-- Supplied records follows --
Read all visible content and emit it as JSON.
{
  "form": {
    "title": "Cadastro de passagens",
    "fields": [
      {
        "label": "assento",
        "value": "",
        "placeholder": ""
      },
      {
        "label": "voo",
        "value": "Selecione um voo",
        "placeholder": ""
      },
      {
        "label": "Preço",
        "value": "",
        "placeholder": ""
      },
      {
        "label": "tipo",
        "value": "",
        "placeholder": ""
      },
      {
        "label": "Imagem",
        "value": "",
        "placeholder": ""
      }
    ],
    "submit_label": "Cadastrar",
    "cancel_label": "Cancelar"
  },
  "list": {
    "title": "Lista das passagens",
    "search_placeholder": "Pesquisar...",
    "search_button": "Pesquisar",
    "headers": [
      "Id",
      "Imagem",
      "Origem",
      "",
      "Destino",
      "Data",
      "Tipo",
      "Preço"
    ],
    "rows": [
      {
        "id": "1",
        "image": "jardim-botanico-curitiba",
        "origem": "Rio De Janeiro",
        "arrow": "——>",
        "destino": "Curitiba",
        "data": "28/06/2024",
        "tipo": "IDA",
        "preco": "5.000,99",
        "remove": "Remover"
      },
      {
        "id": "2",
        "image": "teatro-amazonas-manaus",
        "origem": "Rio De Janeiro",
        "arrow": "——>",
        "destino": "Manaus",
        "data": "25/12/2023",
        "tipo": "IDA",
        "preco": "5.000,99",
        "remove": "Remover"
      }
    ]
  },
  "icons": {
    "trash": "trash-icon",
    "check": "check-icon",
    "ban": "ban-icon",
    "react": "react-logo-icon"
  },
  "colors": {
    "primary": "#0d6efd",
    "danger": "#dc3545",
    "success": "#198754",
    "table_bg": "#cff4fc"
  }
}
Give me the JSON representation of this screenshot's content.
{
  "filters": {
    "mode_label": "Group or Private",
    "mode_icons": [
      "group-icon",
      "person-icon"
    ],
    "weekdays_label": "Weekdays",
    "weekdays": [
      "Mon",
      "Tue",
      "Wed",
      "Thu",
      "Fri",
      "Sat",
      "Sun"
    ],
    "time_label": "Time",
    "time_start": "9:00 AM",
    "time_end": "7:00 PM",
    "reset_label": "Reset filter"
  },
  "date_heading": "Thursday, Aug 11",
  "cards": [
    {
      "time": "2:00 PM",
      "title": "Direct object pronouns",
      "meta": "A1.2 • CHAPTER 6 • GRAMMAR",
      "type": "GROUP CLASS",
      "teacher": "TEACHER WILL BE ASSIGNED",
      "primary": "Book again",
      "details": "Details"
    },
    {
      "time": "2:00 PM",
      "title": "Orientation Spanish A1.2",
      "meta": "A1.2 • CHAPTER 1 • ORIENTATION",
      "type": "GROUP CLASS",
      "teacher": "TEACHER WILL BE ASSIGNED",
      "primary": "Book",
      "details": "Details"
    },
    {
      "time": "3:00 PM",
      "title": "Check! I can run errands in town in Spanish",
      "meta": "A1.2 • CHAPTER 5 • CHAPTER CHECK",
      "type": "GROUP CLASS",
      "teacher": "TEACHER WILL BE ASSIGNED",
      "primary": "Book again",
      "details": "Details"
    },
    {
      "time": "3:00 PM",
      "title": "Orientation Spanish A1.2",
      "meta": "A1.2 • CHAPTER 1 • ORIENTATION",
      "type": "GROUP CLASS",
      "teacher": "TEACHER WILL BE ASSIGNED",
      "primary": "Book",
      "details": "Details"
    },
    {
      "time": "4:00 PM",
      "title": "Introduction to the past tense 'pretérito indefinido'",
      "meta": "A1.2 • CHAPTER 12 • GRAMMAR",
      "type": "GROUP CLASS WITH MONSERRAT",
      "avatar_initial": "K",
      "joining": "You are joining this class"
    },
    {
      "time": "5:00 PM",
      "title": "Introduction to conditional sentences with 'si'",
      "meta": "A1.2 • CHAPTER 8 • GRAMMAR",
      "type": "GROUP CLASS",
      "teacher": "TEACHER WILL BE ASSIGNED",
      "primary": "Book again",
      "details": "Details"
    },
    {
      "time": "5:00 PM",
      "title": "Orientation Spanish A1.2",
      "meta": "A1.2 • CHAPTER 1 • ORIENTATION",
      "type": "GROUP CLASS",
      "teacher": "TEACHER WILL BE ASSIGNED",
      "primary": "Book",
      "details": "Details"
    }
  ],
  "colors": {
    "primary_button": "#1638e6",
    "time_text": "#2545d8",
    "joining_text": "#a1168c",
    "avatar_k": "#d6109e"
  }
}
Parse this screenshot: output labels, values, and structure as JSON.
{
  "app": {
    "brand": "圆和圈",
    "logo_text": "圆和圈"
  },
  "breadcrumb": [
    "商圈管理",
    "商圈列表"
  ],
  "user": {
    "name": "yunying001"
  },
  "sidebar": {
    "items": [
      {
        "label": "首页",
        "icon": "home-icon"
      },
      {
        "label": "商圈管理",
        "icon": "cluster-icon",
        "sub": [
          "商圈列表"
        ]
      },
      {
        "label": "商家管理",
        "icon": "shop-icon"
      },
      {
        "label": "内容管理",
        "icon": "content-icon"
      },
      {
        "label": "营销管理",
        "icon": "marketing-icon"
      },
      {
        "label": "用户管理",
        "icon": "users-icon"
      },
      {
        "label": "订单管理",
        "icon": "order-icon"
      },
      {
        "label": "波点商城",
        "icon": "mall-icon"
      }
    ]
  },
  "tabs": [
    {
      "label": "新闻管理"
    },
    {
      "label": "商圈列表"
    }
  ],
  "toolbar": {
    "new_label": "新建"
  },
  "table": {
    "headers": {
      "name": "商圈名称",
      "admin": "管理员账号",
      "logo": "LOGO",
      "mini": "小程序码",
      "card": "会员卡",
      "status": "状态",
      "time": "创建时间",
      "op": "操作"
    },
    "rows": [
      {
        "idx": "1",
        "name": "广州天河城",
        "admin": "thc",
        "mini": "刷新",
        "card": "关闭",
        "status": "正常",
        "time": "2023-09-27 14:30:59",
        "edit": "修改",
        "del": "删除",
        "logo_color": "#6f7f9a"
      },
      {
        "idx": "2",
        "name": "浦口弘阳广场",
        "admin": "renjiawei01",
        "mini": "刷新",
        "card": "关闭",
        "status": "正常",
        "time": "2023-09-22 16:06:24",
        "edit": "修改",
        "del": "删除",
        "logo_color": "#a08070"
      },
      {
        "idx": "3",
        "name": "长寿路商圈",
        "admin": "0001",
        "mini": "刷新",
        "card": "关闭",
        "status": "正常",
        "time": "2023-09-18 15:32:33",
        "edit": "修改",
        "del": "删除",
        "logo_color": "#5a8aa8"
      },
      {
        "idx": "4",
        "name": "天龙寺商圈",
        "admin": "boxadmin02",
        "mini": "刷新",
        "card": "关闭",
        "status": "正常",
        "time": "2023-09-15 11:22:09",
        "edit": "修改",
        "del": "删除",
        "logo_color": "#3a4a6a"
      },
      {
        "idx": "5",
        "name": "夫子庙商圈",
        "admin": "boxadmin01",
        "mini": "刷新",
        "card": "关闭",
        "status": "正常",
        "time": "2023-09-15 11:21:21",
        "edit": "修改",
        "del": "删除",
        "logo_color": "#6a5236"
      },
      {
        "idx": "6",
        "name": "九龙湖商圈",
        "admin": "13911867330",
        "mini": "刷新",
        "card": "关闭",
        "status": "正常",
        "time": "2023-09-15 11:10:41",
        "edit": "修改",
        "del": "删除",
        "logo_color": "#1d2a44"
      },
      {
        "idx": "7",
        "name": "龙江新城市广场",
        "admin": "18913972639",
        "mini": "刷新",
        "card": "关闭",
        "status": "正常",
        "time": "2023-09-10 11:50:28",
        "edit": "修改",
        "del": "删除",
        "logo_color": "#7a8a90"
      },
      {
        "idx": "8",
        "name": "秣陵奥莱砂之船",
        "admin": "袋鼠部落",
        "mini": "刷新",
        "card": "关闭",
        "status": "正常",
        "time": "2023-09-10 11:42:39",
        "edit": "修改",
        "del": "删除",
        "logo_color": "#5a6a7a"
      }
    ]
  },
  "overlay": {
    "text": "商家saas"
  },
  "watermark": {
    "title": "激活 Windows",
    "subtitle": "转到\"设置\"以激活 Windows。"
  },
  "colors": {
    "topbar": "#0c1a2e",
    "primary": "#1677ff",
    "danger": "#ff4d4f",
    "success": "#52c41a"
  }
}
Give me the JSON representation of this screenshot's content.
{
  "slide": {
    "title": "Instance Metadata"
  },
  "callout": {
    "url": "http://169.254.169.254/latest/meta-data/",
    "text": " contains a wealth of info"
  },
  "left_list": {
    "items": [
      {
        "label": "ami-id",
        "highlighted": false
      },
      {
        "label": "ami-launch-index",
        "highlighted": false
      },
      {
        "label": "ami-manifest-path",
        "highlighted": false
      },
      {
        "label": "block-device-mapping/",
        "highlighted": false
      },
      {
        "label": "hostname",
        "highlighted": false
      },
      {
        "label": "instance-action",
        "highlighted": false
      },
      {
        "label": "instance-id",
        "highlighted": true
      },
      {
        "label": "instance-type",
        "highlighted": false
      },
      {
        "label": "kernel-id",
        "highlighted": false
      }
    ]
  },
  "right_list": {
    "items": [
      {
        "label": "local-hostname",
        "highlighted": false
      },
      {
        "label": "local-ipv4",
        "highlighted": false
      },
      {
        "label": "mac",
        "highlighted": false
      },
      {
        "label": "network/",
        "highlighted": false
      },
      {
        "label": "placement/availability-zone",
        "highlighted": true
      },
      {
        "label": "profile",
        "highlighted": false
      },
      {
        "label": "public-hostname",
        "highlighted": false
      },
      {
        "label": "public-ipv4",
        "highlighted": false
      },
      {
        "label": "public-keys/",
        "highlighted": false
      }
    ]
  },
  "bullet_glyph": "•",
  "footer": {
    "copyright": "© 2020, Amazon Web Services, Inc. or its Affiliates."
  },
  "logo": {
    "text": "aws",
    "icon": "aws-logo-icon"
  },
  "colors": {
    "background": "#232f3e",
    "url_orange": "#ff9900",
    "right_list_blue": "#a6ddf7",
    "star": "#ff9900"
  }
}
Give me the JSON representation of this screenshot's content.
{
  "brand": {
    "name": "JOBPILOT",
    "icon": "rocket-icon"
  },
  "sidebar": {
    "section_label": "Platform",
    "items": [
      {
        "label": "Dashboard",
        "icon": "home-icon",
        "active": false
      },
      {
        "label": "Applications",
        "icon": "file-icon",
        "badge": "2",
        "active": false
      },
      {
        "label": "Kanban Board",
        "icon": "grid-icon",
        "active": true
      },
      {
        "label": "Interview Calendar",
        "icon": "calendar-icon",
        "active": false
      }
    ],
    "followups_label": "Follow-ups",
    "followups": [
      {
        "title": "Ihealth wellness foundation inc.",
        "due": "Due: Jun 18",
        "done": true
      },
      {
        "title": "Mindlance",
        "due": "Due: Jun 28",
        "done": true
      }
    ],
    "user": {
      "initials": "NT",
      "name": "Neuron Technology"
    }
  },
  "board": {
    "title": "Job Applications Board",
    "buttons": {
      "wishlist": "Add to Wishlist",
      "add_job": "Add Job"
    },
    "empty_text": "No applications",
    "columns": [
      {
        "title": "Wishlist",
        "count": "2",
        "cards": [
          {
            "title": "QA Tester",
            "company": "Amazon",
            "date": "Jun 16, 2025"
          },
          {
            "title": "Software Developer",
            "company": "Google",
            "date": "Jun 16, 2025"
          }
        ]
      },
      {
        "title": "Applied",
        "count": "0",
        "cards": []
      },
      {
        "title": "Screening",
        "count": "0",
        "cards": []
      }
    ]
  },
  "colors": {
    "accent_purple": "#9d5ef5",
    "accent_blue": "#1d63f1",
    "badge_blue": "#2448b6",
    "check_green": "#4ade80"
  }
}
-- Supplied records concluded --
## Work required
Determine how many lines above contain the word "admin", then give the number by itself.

## Output of the exercise
9